* [GOAL OF THE EXERCISE]: Look for the word "text" in the entries and copy each line where it appears.

* [Recorded data]:

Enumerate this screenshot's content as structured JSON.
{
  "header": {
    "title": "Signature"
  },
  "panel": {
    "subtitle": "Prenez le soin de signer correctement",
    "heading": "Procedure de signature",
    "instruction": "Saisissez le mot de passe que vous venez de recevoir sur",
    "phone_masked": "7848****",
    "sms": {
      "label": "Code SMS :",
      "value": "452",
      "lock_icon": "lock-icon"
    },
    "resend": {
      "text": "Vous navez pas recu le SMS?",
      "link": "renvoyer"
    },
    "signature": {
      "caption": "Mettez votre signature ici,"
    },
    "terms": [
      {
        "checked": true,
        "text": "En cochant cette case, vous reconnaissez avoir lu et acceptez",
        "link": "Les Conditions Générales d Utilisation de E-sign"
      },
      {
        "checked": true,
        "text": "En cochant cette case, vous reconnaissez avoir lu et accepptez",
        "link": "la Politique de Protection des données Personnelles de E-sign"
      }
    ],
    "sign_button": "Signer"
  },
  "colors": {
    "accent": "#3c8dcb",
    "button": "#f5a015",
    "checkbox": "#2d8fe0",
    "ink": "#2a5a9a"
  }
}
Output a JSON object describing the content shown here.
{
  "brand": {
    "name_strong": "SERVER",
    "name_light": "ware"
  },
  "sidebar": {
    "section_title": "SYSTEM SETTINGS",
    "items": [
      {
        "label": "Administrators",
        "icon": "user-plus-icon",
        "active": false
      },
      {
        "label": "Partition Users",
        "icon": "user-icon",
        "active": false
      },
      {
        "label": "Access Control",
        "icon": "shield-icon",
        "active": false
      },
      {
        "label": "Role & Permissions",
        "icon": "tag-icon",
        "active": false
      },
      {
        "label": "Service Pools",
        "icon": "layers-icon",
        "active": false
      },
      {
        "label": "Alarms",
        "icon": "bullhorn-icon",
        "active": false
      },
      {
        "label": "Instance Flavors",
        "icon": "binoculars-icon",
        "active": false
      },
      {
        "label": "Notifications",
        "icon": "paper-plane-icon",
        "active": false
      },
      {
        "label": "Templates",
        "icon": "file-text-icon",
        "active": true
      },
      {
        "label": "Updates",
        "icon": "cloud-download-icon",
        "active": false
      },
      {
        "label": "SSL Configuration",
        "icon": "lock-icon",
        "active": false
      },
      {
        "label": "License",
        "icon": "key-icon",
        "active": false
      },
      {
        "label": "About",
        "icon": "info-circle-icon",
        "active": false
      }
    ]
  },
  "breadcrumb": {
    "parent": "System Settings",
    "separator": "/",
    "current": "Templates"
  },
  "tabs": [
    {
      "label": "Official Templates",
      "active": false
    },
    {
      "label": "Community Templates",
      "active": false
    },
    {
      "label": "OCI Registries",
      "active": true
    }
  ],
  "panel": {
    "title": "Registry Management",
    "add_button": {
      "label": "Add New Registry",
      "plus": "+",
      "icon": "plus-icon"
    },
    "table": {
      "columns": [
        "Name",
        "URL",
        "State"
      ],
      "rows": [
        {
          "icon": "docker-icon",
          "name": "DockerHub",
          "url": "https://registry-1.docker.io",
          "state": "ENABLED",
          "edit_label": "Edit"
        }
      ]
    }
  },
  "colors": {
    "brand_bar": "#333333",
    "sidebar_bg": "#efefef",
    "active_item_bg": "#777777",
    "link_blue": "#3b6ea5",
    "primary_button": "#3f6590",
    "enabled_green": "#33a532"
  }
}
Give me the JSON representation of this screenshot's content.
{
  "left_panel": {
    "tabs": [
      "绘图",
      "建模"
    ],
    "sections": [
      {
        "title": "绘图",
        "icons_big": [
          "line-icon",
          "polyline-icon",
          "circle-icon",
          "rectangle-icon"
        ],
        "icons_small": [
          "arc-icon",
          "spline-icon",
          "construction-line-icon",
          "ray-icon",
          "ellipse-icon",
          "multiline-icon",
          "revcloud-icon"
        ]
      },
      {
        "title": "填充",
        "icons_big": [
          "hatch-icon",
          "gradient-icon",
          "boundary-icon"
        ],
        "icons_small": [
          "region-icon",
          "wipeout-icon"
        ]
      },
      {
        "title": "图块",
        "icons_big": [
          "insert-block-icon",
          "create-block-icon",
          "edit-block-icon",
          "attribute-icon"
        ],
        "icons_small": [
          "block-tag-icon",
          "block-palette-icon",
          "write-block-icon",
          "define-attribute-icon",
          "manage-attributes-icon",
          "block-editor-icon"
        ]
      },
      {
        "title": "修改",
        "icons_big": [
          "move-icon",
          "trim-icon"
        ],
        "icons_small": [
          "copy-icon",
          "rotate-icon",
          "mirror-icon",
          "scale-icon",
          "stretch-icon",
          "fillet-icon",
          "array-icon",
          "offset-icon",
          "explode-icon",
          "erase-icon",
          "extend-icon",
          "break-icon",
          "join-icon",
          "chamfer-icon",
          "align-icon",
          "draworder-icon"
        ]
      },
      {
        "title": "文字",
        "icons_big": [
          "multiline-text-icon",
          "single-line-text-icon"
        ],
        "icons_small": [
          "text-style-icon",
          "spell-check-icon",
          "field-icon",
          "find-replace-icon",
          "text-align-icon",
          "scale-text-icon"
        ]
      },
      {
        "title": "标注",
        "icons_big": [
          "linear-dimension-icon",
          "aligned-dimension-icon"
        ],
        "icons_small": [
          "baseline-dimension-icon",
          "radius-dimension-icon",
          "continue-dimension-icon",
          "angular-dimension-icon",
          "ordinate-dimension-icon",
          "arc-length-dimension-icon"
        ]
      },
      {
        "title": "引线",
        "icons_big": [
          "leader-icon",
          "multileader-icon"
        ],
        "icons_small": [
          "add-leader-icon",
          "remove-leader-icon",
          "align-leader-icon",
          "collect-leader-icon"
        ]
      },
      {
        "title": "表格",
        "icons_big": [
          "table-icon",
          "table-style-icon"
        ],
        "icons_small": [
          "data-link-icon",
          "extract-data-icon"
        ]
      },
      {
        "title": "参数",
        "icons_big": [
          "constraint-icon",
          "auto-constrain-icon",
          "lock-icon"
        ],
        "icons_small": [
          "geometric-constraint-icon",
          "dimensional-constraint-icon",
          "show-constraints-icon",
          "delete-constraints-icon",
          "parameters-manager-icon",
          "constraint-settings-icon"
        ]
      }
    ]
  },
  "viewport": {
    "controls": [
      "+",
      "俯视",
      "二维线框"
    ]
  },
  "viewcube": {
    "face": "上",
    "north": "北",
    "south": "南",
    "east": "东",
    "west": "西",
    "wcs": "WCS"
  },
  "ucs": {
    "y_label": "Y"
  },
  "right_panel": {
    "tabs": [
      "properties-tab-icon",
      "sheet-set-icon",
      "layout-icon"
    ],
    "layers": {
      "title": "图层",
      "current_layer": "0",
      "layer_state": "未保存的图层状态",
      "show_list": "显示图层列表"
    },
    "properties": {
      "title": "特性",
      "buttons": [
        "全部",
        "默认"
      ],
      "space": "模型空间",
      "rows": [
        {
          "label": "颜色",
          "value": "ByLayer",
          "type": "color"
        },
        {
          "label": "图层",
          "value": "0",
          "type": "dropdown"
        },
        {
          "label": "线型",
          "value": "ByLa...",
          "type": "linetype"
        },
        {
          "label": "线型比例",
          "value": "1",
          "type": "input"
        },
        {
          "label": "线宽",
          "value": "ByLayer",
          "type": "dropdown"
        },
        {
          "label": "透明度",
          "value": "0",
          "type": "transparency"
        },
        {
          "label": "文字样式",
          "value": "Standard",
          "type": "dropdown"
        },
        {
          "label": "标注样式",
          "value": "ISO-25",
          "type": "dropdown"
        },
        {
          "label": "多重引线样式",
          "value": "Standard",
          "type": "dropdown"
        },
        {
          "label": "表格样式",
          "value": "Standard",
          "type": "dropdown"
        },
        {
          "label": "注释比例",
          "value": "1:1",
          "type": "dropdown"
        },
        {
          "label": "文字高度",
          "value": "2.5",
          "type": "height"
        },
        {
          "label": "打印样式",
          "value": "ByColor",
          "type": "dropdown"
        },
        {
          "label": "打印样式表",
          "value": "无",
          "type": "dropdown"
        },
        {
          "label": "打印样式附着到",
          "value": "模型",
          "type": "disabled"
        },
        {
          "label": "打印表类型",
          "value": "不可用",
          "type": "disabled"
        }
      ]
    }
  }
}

* [ANSWER TO THE EXERCISE]:
      "text": "Vous navez pas recu le SMS?",
        "text": "En cochant cette case, vous reconnaissez avoir lu et acceptez",
        "text": "En cochant cette case, vous reconnaissez avoir lu et accepptez",
        "icon": "file-text-icon",
          "multiline-text-icon",
          "single-line-text-icon"
          "text-style-icon",
          "text-align-icon",
          "scale-text-icon"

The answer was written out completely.